"Beasley is, above all, a poet of spiritual ardor, a dyspeptic believer in the Geoffrey Hill mode ... Writing of Donne in a recent essay, Hill insists that for a certain breed of poet, style is faith, and Beasley may well be such a writer. His many allusions to the mystical esoteric - Meister Eckart, Julian of Norwich, the Gnostic gospels, and the Corpus Hermeticim (not to mention plain old Bible verse) - are evidence not merely of Beasley's learnedness, but also of his belief in the poem as a kind of heterodox spiritual exercise. He is a postmodern descendant of Herbert, Traherne, and Vaughn ... there are few contemporary poets who can keep such august company ... Like Robert Duncan, who was also powerfully drawn to Gnostic and Hermetic thought, Beasley's reading in mysticism has, above all, animated his lyrical acuity. He draws from these traditions not merely for their substance, but also to enhance his musical chops. And when he displays those chops, the results can be majestic ... a fluency and rhetorical control that no other poet of his generation can match."
-DAVID WOJAHN, The Kenyon Review

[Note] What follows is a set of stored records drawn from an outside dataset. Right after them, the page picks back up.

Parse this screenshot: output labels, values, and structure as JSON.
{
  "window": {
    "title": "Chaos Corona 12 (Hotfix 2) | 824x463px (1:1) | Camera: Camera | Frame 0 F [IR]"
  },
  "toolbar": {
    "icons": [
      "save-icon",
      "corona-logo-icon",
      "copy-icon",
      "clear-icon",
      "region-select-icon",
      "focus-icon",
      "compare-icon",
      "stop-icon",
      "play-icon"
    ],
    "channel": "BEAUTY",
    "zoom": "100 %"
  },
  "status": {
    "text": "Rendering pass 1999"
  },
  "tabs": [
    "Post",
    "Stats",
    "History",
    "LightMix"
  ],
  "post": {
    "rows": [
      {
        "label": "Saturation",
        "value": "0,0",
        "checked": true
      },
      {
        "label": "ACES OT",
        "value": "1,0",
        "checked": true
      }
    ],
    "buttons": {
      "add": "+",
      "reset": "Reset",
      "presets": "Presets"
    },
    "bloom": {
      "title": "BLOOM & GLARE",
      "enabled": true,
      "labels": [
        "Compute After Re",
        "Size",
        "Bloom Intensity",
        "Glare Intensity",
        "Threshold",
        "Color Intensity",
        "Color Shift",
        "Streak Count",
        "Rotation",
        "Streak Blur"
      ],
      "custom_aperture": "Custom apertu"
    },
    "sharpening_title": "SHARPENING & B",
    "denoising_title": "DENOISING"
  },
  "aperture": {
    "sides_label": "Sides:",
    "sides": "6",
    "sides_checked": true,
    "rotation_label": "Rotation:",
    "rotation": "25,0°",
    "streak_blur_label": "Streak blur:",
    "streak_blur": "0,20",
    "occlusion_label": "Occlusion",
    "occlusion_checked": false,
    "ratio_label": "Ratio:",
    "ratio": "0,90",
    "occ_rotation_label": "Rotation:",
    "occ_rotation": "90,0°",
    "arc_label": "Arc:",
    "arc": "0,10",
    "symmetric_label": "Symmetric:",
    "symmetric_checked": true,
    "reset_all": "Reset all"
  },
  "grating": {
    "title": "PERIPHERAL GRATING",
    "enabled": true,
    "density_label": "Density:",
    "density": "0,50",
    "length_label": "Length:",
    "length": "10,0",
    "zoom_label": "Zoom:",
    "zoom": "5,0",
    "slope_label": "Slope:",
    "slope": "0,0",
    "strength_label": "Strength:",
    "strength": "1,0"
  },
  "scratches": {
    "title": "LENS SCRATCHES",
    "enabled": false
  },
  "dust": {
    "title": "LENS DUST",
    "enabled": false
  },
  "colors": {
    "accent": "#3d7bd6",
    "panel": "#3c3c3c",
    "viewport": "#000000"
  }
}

In Theophobia, one of Image's Top Ten of 2012, "the poet's belief and doubt are deconstructed and then uncertainly rebuilt. In his restless search for (and fear of) God, he combines the ambiguity of postmodernism, the precision of science, and the theology of mysticism into sprawling poems that add surprising twists to our images of divinity...For Beasley, language itself becomes a metaphor for the Incarnation; the joining of divinity with humanity is as messy, oblique, and mysterious as the relationship between a word and its meaning... You might be reaching for the dictionary more than once with this book, but trust us: this doesn't lessen its delight in the least." --Image

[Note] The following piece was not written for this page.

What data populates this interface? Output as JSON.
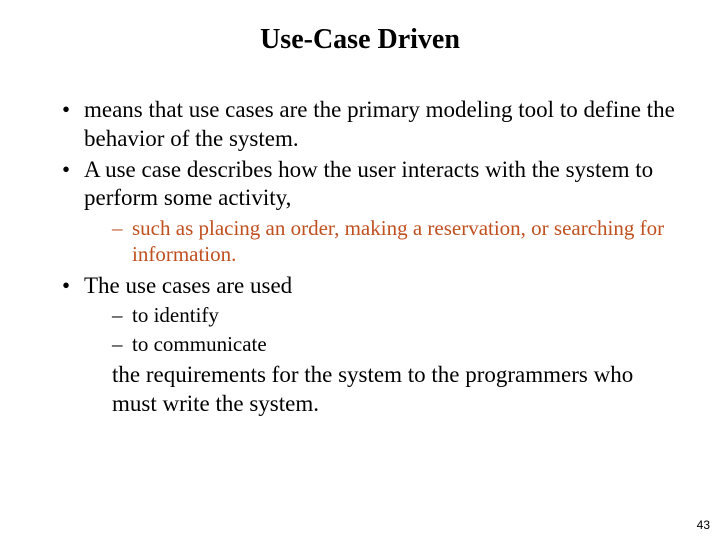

"The poems succeed because this juxtaposition does indeed startle us toward fresh insights. Readers are presented with a mind thinking, a particularly energetic mind, one that enjoys the task. And despite my own initial hesitations, I found the poems ultimately hospitable ... I'm envious of Beasley's agility in this book. The poems consolidate the mind with the spirit, the ordinary with the extreme, possibility with impossibility." -Lynn Domina, poet

"The poems in Theophobia register the secular doubts of our time. They reverberate with the language we hear even as they dismember it. If they refuse to 'ring' in ways whose loss we sometimes lament, they may be introducing the ear to other, newer rhythms. Bruce Beasley is one of a kind, and the inquisitive inventiveness of Theophobia assures that poetry will continue to learn by going where it has to go." -The Georgia Review

"These poems are difficult, their gnarled syntaxes and encyclopedic vocabularies demand from us that we be at our best as readers, that we muster something of ourselves to overcome the terror of our current predicament. And that rewarding difficulty is precisely what makes this book necessary--it demands that we participate in its project of imagining how to be resilient, how to be larger." -Poetry Northwest

"Here are poems that carry me along when I can't keep up, and which pull me close in moments of frightening intimacy. Here are uncomfortable poems that feel as familiar as my own doubting mind. Here is beauty marred with hectic pace that reminds me of the churnings of my own soul. Here is a poetry deeply rewarding to those of us who, like Beasley, wrestle with the metaphysical implications of our world and our lives in it." -Luke Hankins, 32 Poems